For Teachers & Parents
Sound Choices is an educational program designed to teach children about hearing conservation, the hazards of loud sound, and the long-term effects of exposure to loud sound. Although the definition of “noise” may be interpreted on a personal basis, it can be described very simply as unwanted sound. Unwanted sound, or noise, can result in hearing loss, which is known as noise-induced hearing loss. Noise-induced hearing loss (NIHL) can be instantaneous and caused by just one single exposure to a very loud sound or NIHL can be caused by cumulative exposure to loud sounds, which gradually builds over time to cause the hearing loss. So even though hearing loss is not present in the childhood years, NIHL may be evidenced early in adulthood. This is true for today’s children more than it was in previous generations. Any reduction in the overall lifetime noise “dose” will be good for hearing in later years.
According to the National Center of Disease Statistics, 5.2 million children between the ages of 6-19 years have hearing loss directly related to noise exposure. With the ever growing popularity of personal music players, video games, and noisy electronic toys and devices, today’s children are being exposed to louder sound levels than previous generations. Many current listening devices use an earphone worn in the ear, making it more difficult for authority figures such as parents and teachers to monitor the true listening level of the device being used.

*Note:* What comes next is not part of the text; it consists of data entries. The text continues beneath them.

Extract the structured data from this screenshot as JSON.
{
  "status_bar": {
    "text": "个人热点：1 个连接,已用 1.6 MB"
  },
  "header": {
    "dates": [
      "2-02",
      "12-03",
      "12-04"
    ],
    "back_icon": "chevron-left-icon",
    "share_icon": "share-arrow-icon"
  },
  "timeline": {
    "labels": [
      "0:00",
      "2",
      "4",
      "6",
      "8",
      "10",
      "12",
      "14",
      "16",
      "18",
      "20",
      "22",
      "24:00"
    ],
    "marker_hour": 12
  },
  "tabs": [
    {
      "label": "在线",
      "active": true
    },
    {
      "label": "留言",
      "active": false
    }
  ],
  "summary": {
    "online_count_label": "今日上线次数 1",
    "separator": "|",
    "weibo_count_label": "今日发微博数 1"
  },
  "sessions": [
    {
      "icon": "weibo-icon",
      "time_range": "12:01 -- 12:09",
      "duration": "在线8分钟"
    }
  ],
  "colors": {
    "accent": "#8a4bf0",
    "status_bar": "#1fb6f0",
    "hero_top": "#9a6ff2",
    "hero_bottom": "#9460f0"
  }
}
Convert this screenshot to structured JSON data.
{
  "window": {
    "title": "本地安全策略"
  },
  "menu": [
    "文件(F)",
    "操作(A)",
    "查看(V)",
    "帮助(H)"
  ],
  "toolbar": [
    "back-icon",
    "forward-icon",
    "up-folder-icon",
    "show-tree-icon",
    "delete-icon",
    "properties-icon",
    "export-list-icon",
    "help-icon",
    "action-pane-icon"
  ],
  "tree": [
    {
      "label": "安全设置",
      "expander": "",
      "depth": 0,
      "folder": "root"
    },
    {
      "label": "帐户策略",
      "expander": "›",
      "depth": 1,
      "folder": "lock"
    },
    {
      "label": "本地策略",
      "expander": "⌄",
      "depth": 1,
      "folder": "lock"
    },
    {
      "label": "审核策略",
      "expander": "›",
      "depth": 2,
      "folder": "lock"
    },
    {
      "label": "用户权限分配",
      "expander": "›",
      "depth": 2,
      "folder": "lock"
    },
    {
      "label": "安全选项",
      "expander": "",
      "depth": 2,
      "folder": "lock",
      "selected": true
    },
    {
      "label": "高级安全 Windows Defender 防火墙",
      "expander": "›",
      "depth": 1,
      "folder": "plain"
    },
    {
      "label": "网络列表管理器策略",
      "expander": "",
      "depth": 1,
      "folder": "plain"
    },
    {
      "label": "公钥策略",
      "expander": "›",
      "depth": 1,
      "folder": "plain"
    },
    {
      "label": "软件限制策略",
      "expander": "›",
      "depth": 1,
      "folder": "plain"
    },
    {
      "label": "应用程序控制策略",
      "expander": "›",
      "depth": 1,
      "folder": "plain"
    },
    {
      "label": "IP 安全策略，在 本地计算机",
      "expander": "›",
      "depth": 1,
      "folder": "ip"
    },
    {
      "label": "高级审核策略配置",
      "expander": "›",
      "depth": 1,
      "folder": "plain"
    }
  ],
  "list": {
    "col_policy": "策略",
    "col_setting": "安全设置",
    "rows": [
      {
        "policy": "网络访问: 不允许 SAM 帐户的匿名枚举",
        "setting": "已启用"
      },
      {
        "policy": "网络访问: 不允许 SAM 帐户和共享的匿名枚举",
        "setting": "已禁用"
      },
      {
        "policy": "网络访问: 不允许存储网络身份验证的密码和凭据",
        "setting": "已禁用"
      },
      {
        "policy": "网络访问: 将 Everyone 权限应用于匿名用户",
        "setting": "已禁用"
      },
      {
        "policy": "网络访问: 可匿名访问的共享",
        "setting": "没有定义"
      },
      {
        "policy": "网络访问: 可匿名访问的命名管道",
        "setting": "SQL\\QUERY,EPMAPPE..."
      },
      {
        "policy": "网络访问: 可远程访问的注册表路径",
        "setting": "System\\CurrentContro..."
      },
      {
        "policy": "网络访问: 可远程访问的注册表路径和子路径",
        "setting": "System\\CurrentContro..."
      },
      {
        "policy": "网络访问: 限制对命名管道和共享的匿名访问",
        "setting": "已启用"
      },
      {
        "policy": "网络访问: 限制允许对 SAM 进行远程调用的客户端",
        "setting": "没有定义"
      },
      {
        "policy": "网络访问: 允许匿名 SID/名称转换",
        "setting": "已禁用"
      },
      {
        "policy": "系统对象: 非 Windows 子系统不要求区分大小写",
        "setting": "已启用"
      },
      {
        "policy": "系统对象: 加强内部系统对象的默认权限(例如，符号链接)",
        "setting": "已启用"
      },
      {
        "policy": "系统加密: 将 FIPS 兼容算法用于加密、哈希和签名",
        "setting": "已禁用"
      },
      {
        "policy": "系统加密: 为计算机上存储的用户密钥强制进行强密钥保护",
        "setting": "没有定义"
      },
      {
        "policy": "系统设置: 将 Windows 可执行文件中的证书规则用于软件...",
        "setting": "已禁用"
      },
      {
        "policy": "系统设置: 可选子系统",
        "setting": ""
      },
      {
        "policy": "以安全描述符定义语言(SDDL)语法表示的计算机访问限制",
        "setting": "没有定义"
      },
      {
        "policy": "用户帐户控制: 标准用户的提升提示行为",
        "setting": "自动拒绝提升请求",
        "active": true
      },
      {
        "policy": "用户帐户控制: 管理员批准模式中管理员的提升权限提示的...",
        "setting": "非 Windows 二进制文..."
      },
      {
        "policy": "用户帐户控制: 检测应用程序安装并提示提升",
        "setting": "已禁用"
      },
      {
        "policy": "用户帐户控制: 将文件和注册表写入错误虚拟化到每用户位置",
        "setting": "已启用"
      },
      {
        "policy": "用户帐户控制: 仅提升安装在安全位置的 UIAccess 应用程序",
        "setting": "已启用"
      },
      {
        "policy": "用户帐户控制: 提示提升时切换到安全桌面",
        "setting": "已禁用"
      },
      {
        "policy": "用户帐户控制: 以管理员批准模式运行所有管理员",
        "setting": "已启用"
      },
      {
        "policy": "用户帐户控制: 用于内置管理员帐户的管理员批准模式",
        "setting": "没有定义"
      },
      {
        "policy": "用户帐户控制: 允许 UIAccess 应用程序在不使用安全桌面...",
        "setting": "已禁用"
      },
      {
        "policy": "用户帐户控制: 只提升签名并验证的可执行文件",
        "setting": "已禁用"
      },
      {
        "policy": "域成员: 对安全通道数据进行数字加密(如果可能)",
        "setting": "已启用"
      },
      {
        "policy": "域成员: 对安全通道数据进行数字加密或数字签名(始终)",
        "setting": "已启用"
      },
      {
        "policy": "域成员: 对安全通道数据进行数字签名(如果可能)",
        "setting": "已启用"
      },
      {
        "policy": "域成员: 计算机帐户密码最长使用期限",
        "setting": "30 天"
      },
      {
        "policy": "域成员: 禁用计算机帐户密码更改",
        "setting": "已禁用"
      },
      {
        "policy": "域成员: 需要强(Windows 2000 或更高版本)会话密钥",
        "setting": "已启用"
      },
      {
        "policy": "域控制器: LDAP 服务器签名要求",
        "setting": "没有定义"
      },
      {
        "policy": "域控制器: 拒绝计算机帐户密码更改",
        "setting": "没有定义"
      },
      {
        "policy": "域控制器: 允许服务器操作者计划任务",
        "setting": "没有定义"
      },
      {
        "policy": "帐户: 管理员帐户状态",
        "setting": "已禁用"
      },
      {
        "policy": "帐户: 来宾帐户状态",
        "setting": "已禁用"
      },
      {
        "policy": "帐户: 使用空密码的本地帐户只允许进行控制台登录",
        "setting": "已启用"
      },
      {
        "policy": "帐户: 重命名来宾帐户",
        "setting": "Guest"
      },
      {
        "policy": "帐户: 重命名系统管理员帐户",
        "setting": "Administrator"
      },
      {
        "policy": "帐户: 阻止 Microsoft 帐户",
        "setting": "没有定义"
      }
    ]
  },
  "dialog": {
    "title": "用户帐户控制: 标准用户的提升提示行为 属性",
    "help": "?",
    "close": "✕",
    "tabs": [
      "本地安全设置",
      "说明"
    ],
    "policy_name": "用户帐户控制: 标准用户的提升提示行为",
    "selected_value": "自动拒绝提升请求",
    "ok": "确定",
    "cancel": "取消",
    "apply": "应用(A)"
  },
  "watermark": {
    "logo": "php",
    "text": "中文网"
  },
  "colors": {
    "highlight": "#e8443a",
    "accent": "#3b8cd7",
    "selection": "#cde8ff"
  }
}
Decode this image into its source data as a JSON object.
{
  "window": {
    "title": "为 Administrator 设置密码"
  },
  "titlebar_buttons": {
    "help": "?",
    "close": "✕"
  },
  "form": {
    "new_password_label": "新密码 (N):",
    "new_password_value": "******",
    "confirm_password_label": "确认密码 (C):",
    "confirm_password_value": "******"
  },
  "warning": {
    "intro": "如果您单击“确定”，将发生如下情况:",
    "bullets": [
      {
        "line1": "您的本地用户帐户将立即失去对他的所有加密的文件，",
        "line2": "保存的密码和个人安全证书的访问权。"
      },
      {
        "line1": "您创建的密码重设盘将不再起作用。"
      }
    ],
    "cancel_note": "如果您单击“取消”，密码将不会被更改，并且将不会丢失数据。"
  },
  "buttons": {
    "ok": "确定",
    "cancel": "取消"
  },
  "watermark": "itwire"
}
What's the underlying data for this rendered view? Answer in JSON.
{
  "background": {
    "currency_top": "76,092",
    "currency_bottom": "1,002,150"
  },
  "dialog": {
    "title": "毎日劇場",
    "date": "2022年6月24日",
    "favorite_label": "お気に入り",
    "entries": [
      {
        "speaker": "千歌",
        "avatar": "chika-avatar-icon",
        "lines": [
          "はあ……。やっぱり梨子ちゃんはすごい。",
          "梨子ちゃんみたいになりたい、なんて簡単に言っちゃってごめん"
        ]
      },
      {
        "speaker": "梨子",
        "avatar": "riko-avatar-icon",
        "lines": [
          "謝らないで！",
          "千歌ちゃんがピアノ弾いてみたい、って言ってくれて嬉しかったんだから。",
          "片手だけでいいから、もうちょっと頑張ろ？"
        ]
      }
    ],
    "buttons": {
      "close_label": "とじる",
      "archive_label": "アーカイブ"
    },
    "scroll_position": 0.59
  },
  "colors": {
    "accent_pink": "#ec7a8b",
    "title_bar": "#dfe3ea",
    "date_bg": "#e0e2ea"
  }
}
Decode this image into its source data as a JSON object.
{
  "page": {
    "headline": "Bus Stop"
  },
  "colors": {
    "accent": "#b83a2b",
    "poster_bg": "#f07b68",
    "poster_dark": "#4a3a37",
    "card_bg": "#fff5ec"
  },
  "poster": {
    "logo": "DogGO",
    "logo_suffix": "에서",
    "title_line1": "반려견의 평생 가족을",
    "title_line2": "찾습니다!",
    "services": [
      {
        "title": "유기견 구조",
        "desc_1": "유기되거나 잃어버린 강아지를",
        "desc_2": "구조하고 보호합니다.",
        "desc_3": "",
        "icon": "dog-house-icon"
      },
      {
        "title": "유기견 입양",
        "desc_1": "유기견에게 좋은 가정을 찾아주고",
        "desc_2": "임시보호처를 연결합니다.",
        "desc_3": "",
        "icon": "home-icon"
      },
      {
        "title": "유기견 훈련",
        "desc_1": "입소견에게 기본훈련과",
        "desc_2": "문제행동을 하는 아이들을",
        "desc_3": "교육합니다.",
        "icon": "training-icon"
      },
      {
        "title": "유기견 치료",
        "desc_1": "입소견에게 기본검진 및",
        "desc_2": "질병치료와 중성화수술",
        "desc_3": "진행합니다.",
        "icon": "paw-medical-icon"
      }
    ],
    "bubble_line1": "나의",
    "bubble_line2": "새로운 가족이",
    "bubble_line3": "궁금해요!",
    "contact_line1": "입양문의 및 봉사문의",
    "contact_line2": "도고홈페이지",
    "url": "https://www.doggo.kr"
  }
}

Although permanent, noise-induced hearing loss (NIHL) is also 100% preventable. Just as we teach our children about other health and safety issues (like wearing bike helmets, using sunscreen, eating healthy food), we should also address hearing wellness. Unlike other health issues, NIHL is generally invisible. There are no overt visible warning signs like blood, bruises, or pain. NIHL can, though, have a negative lifelong impact on academic achievement, employment, and social relationships.